▸ Task details:
Retype each entry below, keeping every character the same.

==== Information supplied

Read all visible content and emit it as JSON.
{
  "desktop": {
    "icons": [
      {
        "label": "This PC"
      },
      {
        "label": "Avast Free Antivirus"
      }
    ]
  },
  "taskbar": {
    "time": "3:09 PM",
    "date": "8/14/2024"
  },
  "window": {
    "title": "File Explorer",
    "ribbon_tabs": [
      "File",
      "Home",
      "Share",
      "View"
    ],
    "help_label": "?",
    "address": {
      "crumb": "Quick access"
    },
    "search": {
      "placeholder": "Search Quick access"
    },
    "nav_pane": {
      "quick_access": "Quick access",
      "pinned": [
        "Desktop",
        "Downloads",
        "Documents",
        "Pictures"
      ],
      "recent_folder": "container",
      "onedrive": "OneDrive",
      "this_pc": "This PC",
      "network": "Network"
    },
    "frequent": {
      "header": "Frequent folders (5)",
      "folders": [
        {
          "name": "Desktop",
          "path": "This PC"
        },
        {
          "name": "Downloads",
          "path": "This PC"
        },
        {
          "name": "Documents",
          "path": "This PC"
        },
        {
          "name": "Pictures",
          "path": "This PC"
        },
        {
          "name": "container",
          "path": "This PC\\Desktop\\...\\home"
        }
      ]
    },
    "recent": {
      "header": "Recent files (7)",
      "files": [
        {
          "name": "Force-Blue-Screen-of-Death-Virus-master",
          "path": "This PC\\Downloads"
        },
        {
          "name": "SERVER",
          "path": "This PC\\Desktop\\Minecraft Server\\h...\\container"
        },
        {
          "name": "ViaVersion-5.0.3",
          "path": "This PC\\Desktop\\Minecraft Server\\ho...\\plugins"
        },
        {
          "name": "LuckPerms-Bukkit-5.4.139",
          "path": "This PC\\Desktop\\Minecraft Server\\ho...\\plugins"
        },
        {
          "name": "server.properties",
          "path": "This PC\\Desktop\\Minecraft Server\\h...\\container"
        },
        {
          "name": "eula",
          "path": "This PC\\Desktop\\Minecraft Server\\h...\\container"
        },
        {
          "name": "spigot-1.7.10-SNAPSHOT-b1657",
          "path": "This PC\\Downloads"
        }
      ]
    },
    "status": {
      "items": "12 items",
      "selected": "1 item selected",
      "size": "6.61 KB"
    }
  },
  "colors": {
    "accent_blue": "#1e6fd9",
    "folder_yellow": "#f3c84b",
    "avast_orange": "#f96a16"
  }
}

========

▸ Written response:
Read all visible content and emit it as JSON.
{
  "desktop": {
    "icons": [
      {
        "label": "This PC"
      },
      {
        "label": "Avast Free Antivirus"
      }
    ]
  },
  "taskbar": {
    "time": "3:09 PM",
    "date": "8/14/2024"
  },
  "window": {
    "title": "File Explorer",
    "ribbon_tabs": [
      "File",
      "Home",
      "Share",
      "View"
    ],
    "help_label": "?",
    "address": {
      "crumb": "Quick access"
    },
    "search": {
      "placeholder": "Search Quick access"
    },
    "nav_pane": {
      "quick_access": "Quick access",
      "pinned": [
        "Desktop",
        "Downloads",
        "Documents",
        "Pictures"
      ],
      "recent_folder": "container",
      "onedrive": "OneDrive",
      "this_pc": "This PC",
      "network": "Network"
    },
    "frequent": {
      "header": "Frequent folders (5)",
      "folders": [
        {
          "name": "Desktop",
          "path": "This PC"
        },
        {
          "name": "Downloads",
          "path": "This PC"
        },
        {
          "name": "Documents",
          "path": "This PC"
        },
        {
          "name": "Pictures",
          "path": "This PC"
        },
        {
          "name": "container",
          "path": "This PC\\Desktop\\...\\home"
        }
      ]
    },
    "recent": {
      "header": "Recent files (7)",
      "files": [
        {
          "name": "Force-Blue-Screen-of-Death-Virus-master",
          "path": "This PC\\Downloads"
        },
        {
          "name": "SERVER",
          "path": "This PC\\Desktop\\Minecraft Server\\h...\\container"
        },
        {
          "name": "ViaVersion-5.0.3",
          "path": "This PC\\Desktop\\Minecraft Server\\ho...\\plugins"
        },
        {
          "name": "LuckPerms-Bukkit-5.4.139",
          "path": "This PC\\Desktop\\Minecraft Server\\ho...\\plugins"
        },
        {
          "name": "server.properties",
          "path": "This PC\\Desktop\\Minecraft Server\\h...\\container"
        },
        {
          "name": "eula",
          "path": "This PC\\Desktop\\Minecraft Server\\h...\\container"
        },
        {
          "name": "spigot-1.7.10-SNAPSHOT-b1657",
          "path": "This PC\\Downloads"
        }
      ]
    },
    "status": {
      "items": "12 items",
      "selected": "1 item selected",
      "size": "6.61 KB"
    }
  },
  "colors": {
    "accent_blue": "#1e6fd9",
    "folder_yellow": "#f3c84b",
    "avast_orange": "#f96a16"
  }
}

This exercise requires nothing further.